New system could provide detailed images — even of soft tissue — from a lightweight, portable device.
Now that MIT has expanded its recycling efforts, some community members have asked how they should dispose of used batteries in their offices.
According to Kevin Healy, recycling coordinator in Facilities, the answer depends on the type of battery. The Massachusetts Department of Environmental Protection has said that domestically manufactured alkaline batteries made after 1994 no longer contain mercury, so they can be disposed of safely in regular trash. However, nickel-cadmium rechargeable batteries, button batteries (like those used in watches and hearing aids), and the lithium batteries in computers and cameras should not be put in regular trash.
Many concerned groups and individuals throughout MIT have been collecting used batteries because they were not sure of the appropriate way to get rid of them. As a service to the community, Mr. Healy will pick up collected batteries, separate out any that are hazardous and ensure that all of them are disposed of properly.
Batteries should be placed in a nonmetallic container that is small enough to be carried.
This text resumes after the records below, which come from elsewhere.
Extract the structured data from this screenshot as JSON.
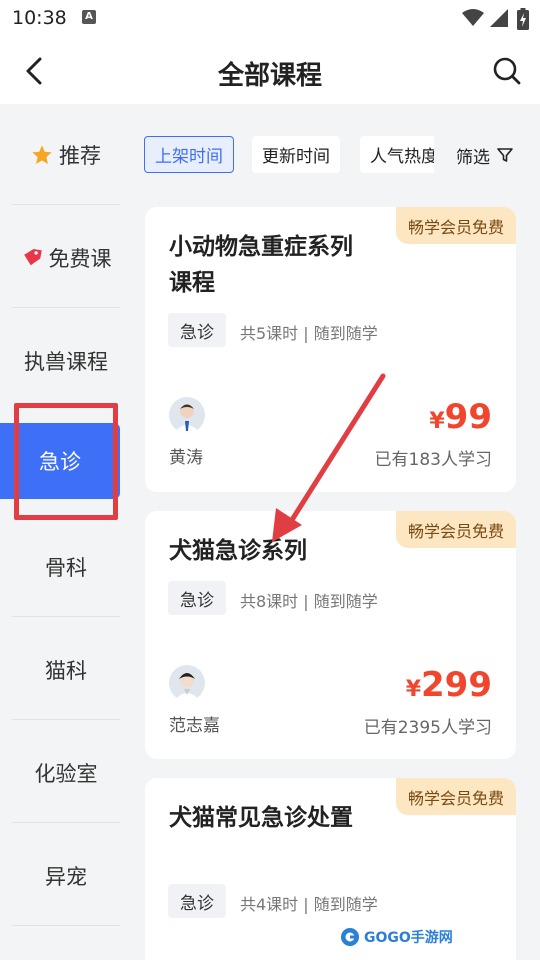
{
  "status_bar": {
    "time": "10:38",
    "icons": [
      "a-notification-icon",
      "wifi-icon",
      "signal-icon",
      "battery-icon"
    ]
  },
  "header": {
    "title": "全部课程",
    "back_icon": "chevron-left-icon",
    "search_icon": "search-icon"
  },
  "sidebar": {
    "items": [
      {
        "label": "推荐",
        "icon": "star-icon"
      },
      {
        "label": "免费课",
        "icon": "tag-icon"
      },
      {
        "label": "执兽课程"
      },
      {
        "label": "急诊",
        "active": true
      },
      {
        "label": "骨科"
      },
      {
        "label": "猫科"
      },
      {
        "label": "化验室"
      },
      {
        "label": "异宠"
      }
    ]
  },
  "sort_tabs": [
    {
      "label": "上架时间",
      "active": true
    },
    {
      "label": "更新时间"
    },
    {
      "label": "人气热度"
    }
  ],
  "filter": {
    "label": "筛选",
    "icon": "filter-funnel-icon"
  },
  "courses": [
    {
      "badge": "畅学会员免费",
      "title": "小动物急重症系列课程",
      "tag": "急诊",
      "lessons": "共5课时 | 随到随学",
      "teacher": "黄涛",
      "price_symbol": "¥",
      "price": "99",
      "learners": "已有183人学习"
    },
    {
      "badge": "畅学会员免费",
      "title": "犬猫急诊系列",
      "tag": "急诊",
      "lessons": "共8课时 | 随到随学",
      "teacher": "范志嘉",
      "price_symbol": "¥",
      "price": "299",
      "learners": "已有2395人学习"
    },
    {
      "badge": "畅学会员免费",
      "title": "犬猫常见急诊处置",
      "tag": "急诊",
      "lessons": "共4课时 | 随到随学"
    }
  ],
  "watermark": {
    "text": "GOGO手游网"
  },
  "colors": {
    "accent": "#3d6ff7",
    "price": "#f2452d",
    "badge_bg": "#fde7c3",
    "annotation": "#e03e43"
  }
}
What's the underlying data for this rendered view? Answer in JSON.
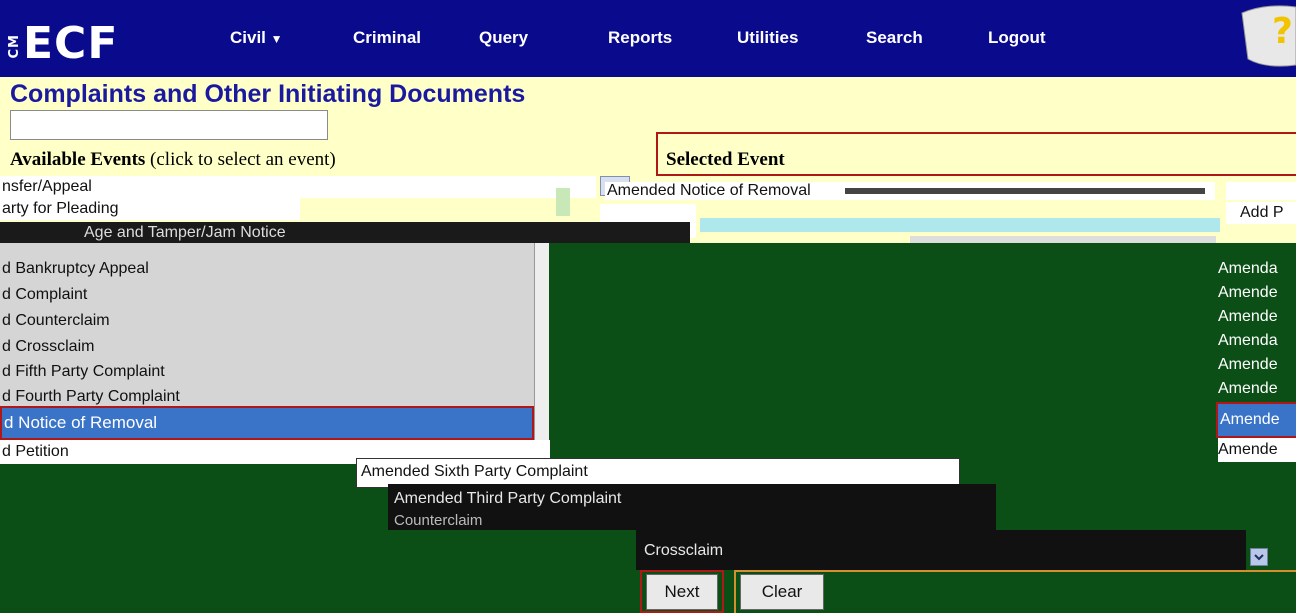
{
  "app": {
    "logo_text": "ECF",
    "logo_prefix": "CM"
  },
  "nav": {
    "items": [
      "Civil",
      "Criminal",
      "Query",
      "Reports",
      "Utilities",
      "Search",
      "Logout"
    ],
    "civil_caret": "▼",
    "help_glyph": "?"
  },
  "page": {
    "title": "Complaints and Other Initiating Documents",
    "filter_value": "",
    "available_label": "Available Events",
    "available_hint": "(click to select an event)",
    "selected_label": "Selected Event"
  },
  "strips": {
    "row1_left": "nsfer/Appeal",
    "row1_mid": "Amended Notice of Removal",
    "row2_left": "arty for Pleading",
    "row3_left": "Age and Tamper/Jam Notice"
  },
  "available_events": [
    "d Bankruptcy Appeal",
    "d Complaint",
    "d Counterclaim",
    "d Crossclaim",
    "d Fifth Party Complaint",
    "d Fourth Party Complaint",
    "d Notice of Removal",
    "d Petition"
  ],
  "right_list": {
    "top_fragment": "Add P",
    "items": [
      "Amenda",
      "Amende",
      "Amende",
      "Amenda",
      "Amende",
      "Amende",
      "Amende",
      "Amende"
    ],
    "selected": "Amende"
  },
  "lower_items": {
    "sixth": "Amended Sixth Party Complaint",
    "third": "Amended Third Party Complaint",
    "counterclaim": "Counterclaim",
    "crossclaim": "Crossclaim"
  },
  "buttons": {
    "next": "Next",
    "clear": "Clear"
  },
  "colors": {
    "nav_bg": "#0a0a8c",
    "page_bg": "#ffffc8",
    "body_green": "#0c4f16",
    "selection": "#3a74c9",
    "highlight_border": "#b01818"
  }
}
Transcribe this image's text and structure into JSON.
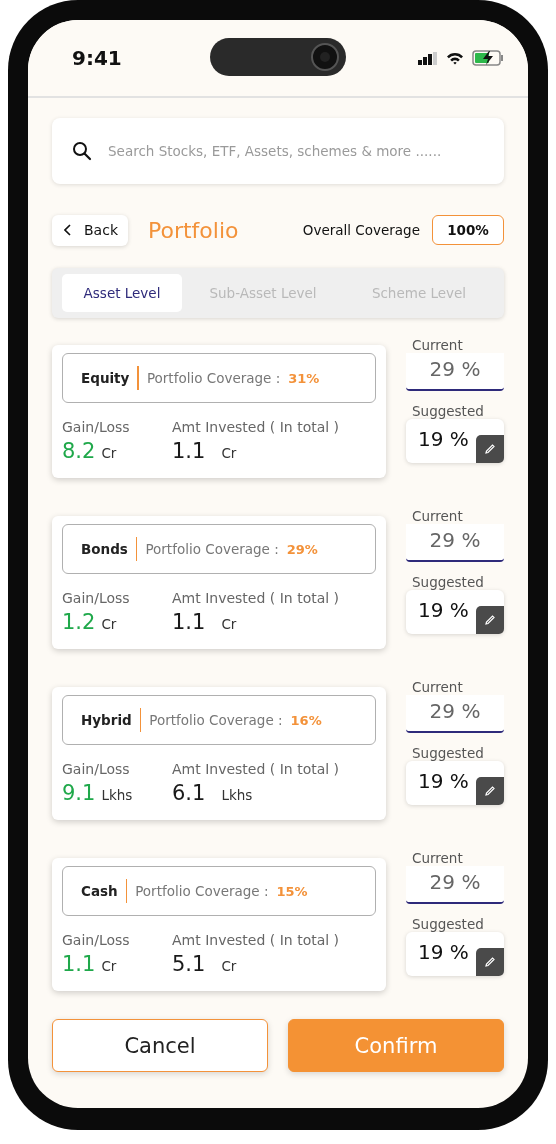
{
  "status_bar": {
    "time": "9:41"
  },
  "search": {
    "placeholder": "Search Stocks, ETF, Assets, schemes & more ......"
  },
  "header": {
    "back": "Back",
    "title": "Portfolio",
    "coverage_label": "Overall Coverage",
    "coverage_value": "100%"
  },
  "tabs": [
    {
      "label": "Asset Level",
      "selected": true
    },
    {
      "label": "Sub-Asset Level",
      "selected": false
    },
    {
      "label": "Scheme Level",
      "selected": false
    }
  ],
  "assets": [
    {
      "name": "Equity",
      "coverage_label": "Portfolio Coverage :",
      "coverage": "31%",
      "gain_label": "Gain/Loss",
      "gain": "8.2",
      "gain_unit": "Cr",
      "invested_label": "Amt Invested ( In total )",
      "invested": "1.1",
      "invested_unit": "Cr",
      "current_label": "Current",
      "current": "29 %",
      "suggested_label": "Suggested",
      "suggested": "19 %"
    },
    {
      "name": "Bonds",
      "coverage_label": "Portfolio Coverage :",
      "coverage": "29%",
      "gain_label": "Gain/Loss",
      "gain": "1.2",
      "gain_unit": "Cr",
      "invested_label": "Amt Invested ( In total )",
      "invested": "1.1",
      "invested_unit": "Cr",
      "current_label": "Current",
      "current": "29 %",
      "suggested_label": "Suggested",
      "suggested": "19 %"
    },
    {
      "name": "Hybrid",
      "coverage_label": "Portfolio Coverage :",
      "coverage": "16%",
      "gain_label": "Gain/Loss",
      "gain": "9.1",
      "gain_unit": "Lkhs",
      "invested_label": "Amt Invested ( In total )",
      "invested": "6.1",
      "invested_unit": "Lkhs",
      "current_label": "Current",
      "current": "29 %",
      "suggested_label": "Suggested",
      "suggested": "19 %"
    },
    {
      "name": "Cash",
      "coverage_label": "Portfolio Coverage :",
      "coverage": "15%",
      "gain_label": "Gain/Loss",
      "gain": "1.1",
      "gain_unit": "Cr",
      "invested_label": "Amt Invested ( In total )",
      "invested": "5.1",
      "invested_unit": "Cr",
      "current_label": "Current",
      "current": "29 %",
      "suggested_label": "Suggested",
      "suggested": "19 %"
    }
  ],
  "buttons": [
    {
      "label": "Cancel",
      "kind": "secondary"
    },
    {
      "label": "Confirm",
      "kind": "primary"
    }
  ]
}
Contact Mr. Healy at x3-6360 or e-mail firstname.lastname@example.org.
A version of this article appeared in MIT Tech Talk on May 3, 2000.